The Multi-Ethnic Media Coalition called Thursday on Sony, Warner Bros., Fox, Universal, Paramount and Disney to enter discussions aimed at bringing full diversity to on- and off-camera jobs, including the executive ranks.

The uproar over this year’s all-white cast of Academy Award acting nominees helped set the stage for the new effort, coalition leaders said. Latino representation in the nominees was only behind the camera, led by the Mexican filmmakers of “The Revenant”: director Alejandro Inarritu and cinematographer Emmanuel Lubezki.

“Now is the time, while there’s a lot of attention focused on this,” said Daniel Mayeda, co-chair of the Asian Pacific American Media Coalition, one of the umbrella group’s members.

While the movie academy hastily adopted new rules aimed at breaking up future white monopolies for the Oscars, the studios and their hiring practices are the root of the problem, he said.

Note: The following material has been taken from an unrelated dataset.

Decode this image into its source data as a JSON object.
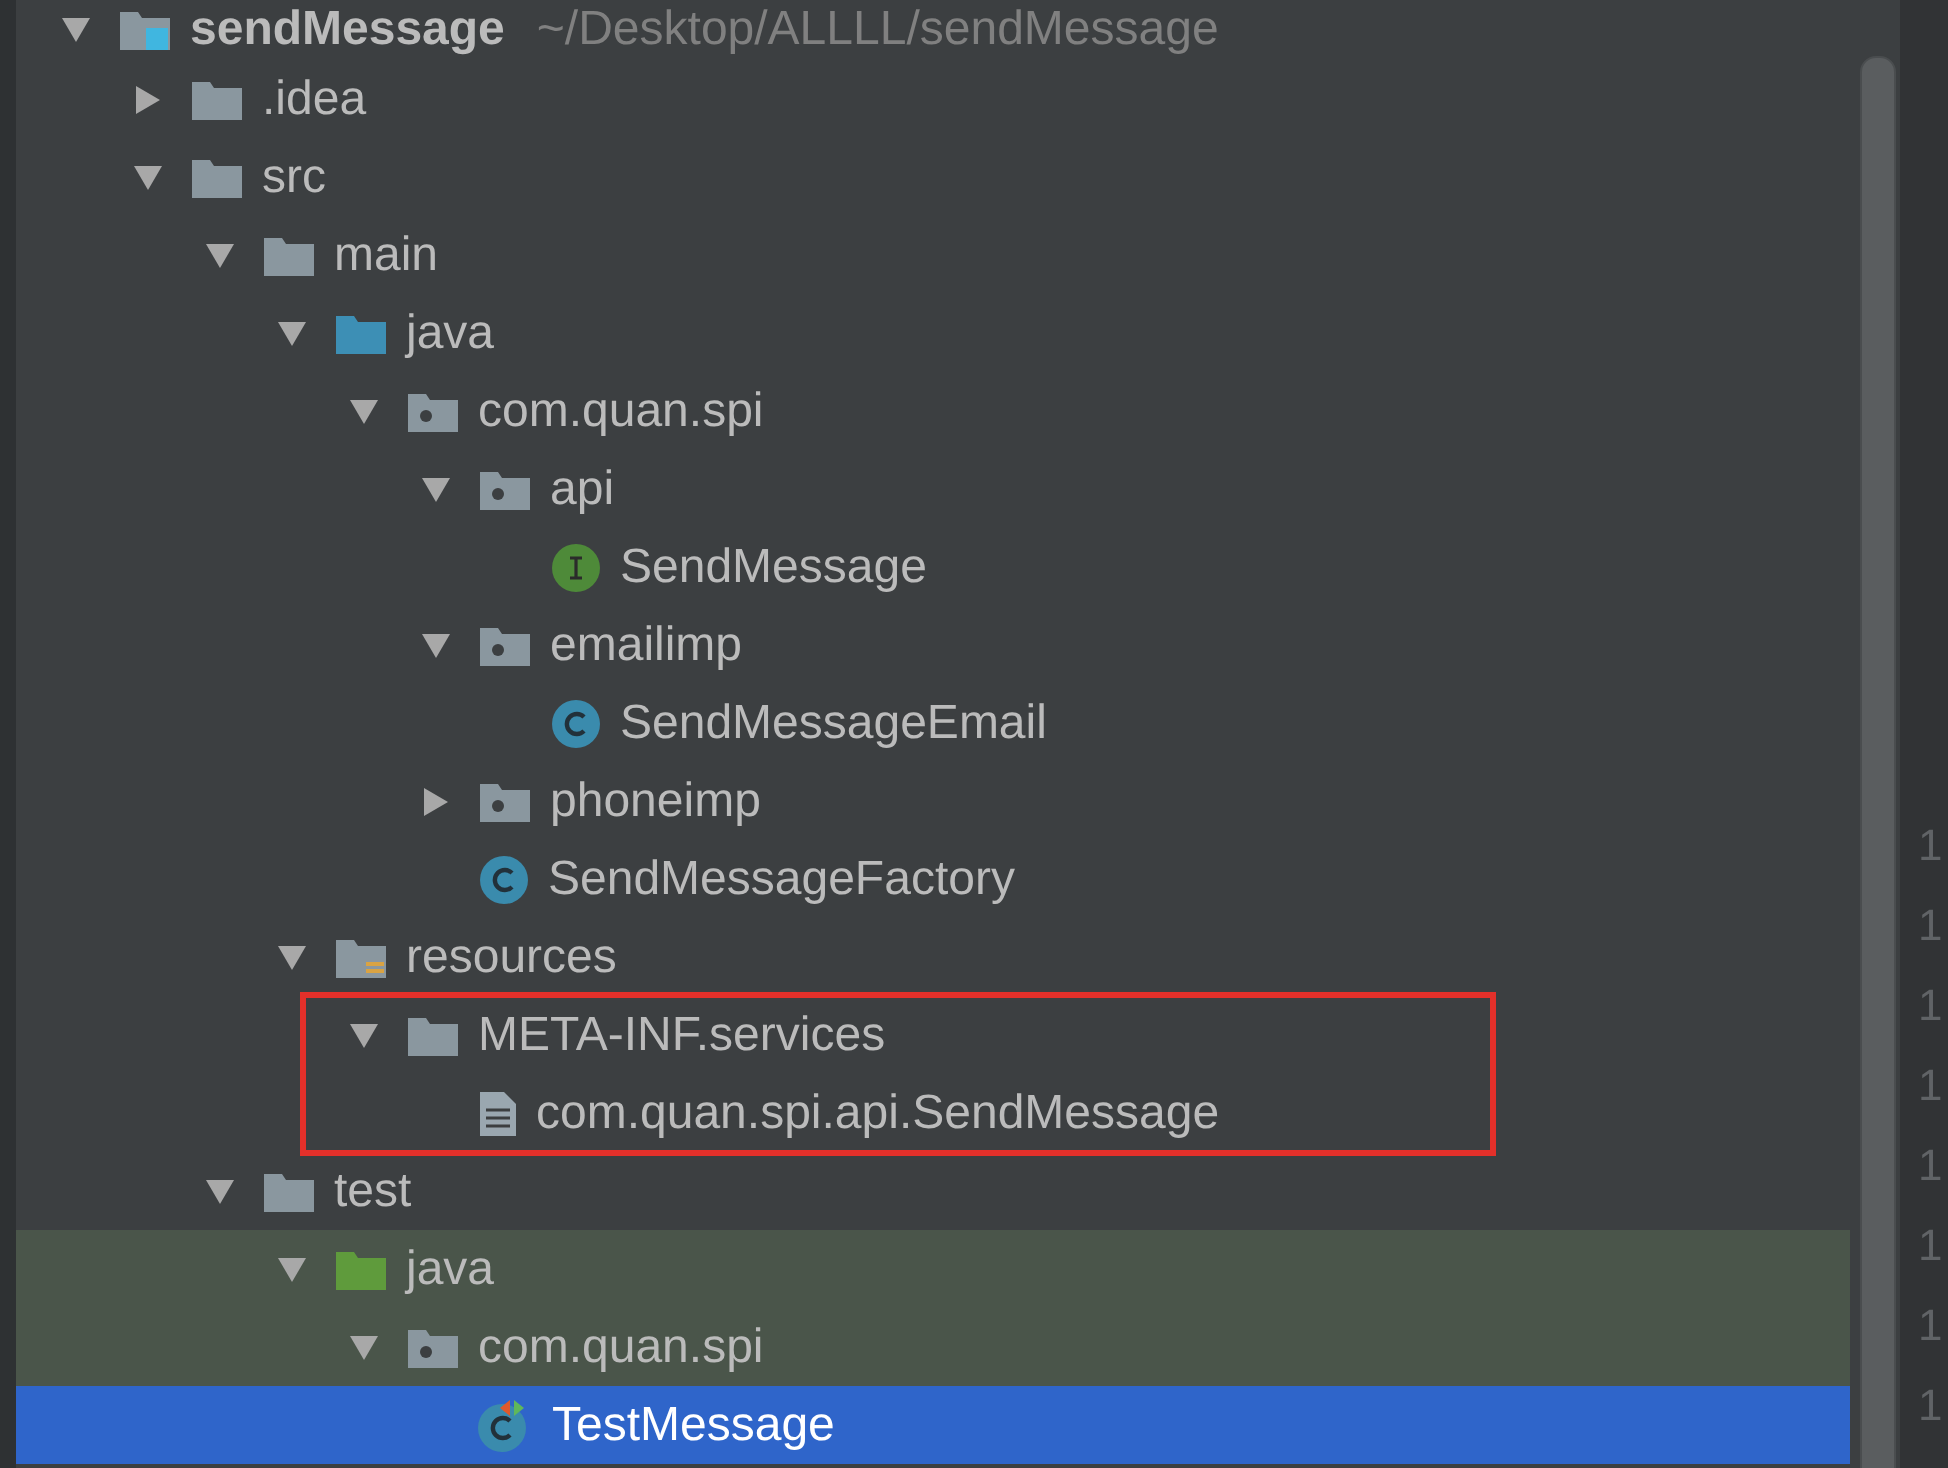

“We can have the most diverse set of awards voters, but we’re not going to have any nominations or wins for people of color if there are no roles,” Mayeda said.

The battle isn’t the same for every ethnic group.

While all minorities struggle to gain a foothold in films, it’s non-blacks who face the stiffest challenge. Jan. 30’s Screen Actors Guild Awards offered a dramatic illustration: There were a number of minority winners, including Idris Elba, Uzo Aduba, Queen Latifah and Viola Davis, all of them black.

Mayeda called their recognition “fantastic,” but said the diversity discussion has become “a little binary, a little black and white.”

Don Cheadle made a similar point during a recent interview with The Associated Press.

“Diverse doesn’t just mean more black people,” he said during the Sundance Film Festival last month. “Diverse means more representation from the entire diaspora of what the United States has to offer, not just one particular minority group.”